Looking at the listing beneath, work out how many lines hold "text" and report only that figure.

=====

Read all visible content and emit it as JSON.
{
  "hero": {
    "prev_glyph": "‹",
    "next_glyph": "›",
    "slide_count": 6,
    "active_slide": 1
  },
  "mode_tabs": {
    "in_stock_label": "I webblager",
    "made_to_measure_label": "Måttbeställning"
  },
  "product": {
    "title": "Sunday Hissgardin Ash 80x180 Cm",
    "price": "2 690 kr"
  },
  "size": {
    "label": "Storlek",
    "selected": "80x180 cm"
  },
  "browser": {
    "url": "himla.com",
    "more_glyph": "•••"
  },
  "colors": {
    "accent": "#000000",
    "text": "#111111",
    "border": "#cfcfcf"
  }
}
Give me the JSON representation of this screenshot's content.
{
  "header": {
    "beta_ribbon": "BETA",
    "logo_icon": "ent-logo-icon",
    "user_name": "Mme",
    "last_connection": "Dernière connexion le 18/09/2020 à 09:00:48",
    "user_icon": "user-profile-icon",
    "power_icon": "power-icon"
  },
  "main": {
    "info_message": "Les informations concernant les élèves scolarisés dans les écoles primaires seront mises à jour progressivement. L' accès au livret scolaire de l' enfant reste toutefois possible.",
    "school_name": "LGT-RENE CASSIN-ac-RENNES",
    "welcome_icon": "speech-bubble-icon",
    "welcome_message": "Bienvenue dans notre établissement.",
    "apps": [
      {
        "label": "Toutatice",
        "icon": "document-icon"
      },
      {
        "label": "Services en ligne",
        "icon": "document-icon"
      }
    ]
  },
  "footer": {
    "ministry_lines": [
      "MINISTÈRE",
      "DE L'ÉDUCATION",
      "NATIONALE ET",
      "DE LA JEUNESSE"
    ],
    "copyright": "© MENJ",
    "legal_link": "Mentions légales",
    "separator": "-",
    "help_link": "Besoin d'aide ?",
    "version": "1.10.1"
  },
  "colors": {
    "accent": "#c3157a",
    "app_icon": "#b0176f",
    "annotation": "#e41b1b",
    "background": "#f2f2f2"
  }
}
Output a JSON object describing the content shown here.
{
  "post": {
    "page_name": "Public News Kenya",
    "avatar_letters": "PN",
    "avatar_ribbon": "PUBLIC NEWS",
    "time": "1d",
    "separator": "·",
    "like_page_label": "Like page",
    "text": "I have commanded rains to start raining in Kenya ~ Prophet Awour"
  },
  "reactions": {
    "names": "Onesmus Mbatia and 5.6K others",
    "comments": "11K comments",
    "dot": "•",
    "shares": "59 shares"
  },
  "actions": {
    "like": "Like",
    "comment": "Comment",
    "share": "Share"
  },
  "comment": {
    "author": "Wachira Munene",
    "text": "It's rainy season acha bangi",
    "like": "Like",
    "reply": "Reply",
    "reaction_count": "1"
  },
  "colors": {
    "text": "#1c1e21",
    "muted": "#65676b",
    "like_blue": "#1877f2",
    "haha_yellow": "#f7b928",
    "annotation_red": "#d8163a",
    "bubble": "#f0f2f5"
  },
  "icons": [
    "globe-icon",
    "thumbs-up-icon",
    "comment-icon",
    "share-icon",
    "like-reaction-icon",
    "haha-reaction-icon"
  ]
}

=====

| WRITTEN ANSWER |
4